For nearly 10 years, world-renowned scientists at the New York Botanical Garden have welcomed summer interns from Taft to their research laboratories on the Garden’s historic 250-acre Bronx, New York, campus. The internship opportunities are part of a long-term, ongoing and extraordinary partnership between Taft and The Garden. The internships span the full summer, and culminate in presentations to fellow interns, researchers, and Garden leadership. Last summer, Isabel Yang ’24 was awarded one of the coveted internships.
“I wanted an opportunity to engage in hands-on research at a high level,” Isabel says. “This internship was not only an exclusive program at a prestigious institution, but it also gave me the opportunity to participate in an ongoing, active research project with outcomes that will be applied in the real world.”
Isabel was mentored by Dr. Kate Armstrong, the Institute of Systematic Botany Assistant Curator, and Dr. Damon Little, Cullman Curator of Bioinformatics, Cullman Program for Molecular Systematics. Both have worked with Taft students over the years, and both are engaged in a multitude of consequential research projects, from biodiversity informatics, phylogenomics, bioinformatics, and Artificial Intelligence to patterns of floristic diversification throughout tropical Asia, and the study of floras across time. Isabel joined the team on a hyperspectral imaging project.
“Our goal was to test the utility of leaf spectral data for species identification,” Isabel explains. “We wanted to test whether the reflectance signature would hold up as a characteristic across specimen age and use that data to identify species from satellite images. My role in this project was to collect the fresh specimens from the NYBG grounds—as well as those same specimens from the herbarium—and image them using a hyperspectral camera.”
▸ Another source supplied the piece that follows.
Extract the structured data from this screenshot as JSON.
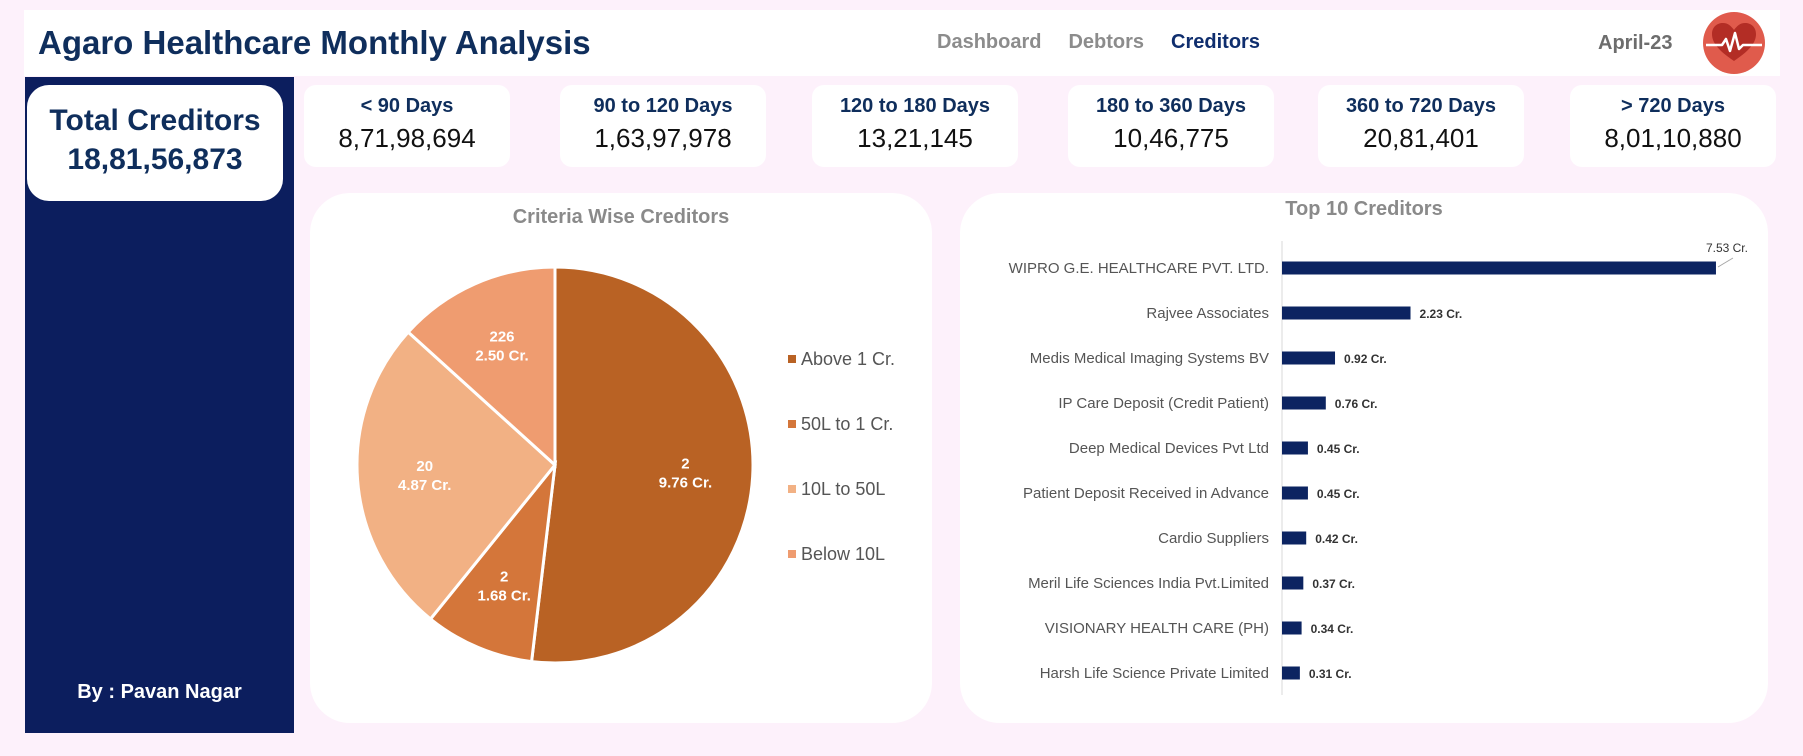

During the course of her eight-week internship, Isabel collected new specimens from more than 200 different species of plants growing on the New York Botanical Garden grounds.
“After collecting a batch, I'd image, press, and dry the fresh plants. The plants typically took a couple of days to dry, and I usually had another batch ready from a previous week to image as well. In addition to the fresh samples, I spent time in the herbarium gathering 16 specimens of each corresponding fresh plant before imaging them, too,” Isabel notes.
Isabel worked to determine which part or parts of the spectrum would be most useful for identification at gross (ordinal, familial, generic) and fine (species) levels. She also explored whether the spectral signature is retained across fresh, dried, and dried-aged samples, and if not, whether there might be some identifiable scientific correlation.
“My presentation included an overview of my research project as well as relevant background information on hyperspectral imaging,” Isabel explains. “I presented process photos of our methods and equipment, as well as a preliminary analysis of data. Although no conclusions could be drawn yet, I wanted to give a broad picture of the next steps needed to analyze the results.”
Taft students are typically the only high school students in the internship programs at The Garden; their fellow interns are typically college students, and doctoral and post-doc researchers.
“At first I was intimidated to deliver this presentation, as I'd be giving a talk about plants to a room full of postdocs and experts in plant science. However, many of my classes at Taft had prepared me for public speaking, so I applied the skills I learned in class to effectively communicate about my work. Overall, this experience taught me how to be independent and self-disciplined in a professional setting. During this internship, I was treated like an equal in the workplace and saw firsthand how people act in a work environment, which encouraged me to work hard as part of the team.”
Isabel’s internship at the New York Botanical Garden was made possible in part through the generosity of program patrons Dwight (Trip) Stocker '74 and Donald B. Stott '56.